(Data shown begins)

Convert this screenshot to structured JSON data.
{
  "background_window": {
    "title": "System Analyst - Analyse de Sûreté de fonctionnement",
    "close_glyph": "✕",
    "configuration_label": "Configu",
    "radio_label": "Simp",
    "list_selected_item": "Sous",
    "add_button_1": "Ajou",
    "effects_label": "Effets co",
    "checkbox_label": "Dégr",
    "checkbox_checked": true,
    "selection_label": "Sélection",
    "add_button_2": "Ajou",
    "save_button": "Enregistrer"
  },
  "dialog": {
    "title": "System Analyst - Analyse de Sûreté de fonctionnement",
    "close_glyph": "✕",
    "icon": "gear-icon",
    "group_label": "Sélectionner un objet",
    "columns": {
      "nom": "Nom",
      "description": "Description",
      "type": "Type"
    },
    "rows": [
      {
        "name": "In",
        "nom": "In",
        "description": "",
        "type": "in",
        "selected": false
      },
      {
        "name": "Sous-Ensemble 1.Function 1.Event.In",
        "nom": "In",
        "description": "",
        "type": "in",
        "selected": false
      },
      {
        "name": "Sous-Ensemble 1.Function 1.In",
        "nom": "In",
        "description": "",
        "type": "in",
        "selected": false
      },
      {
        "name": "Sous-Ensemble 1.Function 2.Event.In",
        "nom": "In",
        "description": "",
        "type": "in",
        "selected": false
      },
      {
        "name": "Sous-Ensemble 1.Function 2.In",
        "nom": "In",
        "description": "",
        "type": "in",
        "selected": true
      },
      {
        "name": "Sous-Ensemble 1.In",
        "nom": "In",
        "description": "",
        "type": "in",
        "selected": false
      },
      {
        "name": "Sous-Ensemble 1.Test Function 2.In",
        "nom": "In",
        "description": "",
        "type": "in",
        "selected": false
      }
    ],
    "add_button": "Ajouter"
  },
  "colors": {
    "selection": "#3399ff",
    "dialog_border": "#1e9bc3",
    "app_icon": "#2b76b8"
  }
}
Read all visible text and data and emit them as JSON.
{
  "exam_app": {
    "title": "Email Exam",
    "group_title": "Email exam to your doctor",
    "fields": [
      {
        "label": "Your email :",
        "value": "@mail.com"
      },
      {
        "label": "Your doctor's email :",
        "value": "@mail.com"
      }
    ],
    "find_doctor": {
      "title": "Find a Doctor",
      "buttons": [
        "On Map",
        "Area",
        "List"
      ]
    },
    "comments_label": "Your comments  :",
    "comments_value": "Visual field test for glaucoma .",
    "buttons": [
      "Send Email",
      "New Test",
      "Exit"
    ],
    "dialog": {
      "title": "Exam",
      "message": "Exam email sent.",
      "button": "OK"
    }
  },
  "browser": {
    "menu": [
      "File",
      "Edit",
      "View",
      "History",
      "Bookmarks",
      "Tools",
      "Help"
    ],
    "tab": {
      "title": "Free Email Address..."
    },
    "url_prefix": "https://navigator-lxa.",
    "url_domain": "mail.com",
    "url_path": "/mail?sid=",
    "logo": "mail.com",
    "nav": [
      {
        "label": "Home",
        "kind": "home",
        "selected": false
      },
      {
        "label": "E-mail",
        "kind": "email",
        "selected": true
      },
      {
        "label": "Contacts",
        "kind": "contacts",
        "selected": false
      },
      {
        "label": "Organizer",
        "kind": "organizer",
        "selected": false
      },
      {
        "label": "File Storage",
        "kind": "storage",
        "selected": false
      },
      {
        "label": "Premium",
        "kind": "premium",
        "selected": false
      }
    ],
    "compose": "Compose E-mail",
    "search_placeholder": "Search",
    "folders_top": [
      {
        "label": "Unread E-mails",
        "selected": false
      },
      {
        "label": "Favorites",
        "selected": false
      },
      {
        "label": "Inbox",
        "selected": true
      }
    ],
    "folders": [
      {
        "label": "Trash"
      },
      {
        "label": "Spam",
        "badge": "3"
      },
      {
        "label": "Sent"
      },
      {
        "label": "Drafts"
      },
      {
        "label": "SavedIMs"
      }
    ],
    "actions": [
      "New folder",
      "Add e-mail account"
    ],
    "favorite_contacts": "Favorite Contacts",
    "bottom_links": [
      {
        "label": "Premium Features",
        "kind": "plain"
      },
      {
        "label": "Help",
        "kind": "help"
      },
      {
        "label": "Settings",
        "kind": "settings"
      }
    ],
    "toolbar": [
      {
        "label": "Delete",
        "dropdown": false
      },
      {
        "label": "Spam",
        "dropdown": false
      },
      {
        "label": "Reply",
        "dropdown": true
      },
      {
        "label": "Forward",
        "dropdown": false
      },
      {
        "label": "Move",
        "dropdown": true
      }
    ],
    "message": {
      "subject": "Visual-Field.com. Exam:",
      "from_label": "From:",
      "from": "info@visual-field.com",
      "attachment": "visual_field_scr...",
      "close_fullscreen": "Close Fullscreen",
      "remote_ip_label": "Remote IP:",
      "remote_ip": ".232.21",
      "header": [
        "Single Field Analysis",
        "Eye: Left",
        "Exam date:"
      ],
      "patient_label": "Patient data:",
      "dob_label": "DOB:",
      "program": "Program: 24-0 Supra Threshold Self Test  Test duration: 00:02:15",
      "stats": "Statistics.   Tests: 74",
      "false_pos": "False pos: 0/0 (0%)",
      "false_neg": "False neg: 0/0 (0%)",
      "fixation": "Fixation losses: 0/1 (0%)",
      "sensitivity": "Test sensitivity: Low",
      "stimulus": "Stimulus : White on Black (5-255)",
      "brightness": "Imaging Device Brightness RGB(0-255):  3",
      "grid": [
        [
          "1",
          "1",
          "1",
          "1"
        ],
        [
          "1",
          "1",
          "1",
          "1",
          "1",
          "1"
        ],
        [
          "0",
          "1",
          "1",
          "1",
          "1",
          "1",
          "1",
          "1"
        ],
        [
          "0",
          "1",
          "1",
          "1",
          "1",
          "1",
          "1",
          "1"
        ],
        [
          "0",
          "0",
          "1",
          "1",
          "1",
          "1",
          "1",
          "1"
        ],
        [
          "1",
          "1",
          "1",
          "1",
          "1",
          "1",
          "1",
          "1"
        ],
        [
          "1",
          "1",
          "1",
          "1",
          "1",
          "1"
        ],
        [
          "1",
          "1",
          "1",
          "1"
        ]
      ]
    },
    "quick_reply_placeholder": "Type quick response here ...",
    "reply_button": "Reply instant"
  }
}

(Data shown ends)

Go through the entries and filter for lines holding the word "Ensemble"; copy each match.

__Task output__.
        "name": "Sous-Ensemble 1.Function 1.Event.In",
        "name": "Sous-Ensemble 1.Function 1.In",
        "name": "Sous-Ensemble 1.Function 2.Event.In",
        "name": "Sous-Ensemble 1.Function 2.In",
        "name": "Sous-Ensemble 1.In",
        "name": "Sous-Ensemble 1.Test Function 2.In",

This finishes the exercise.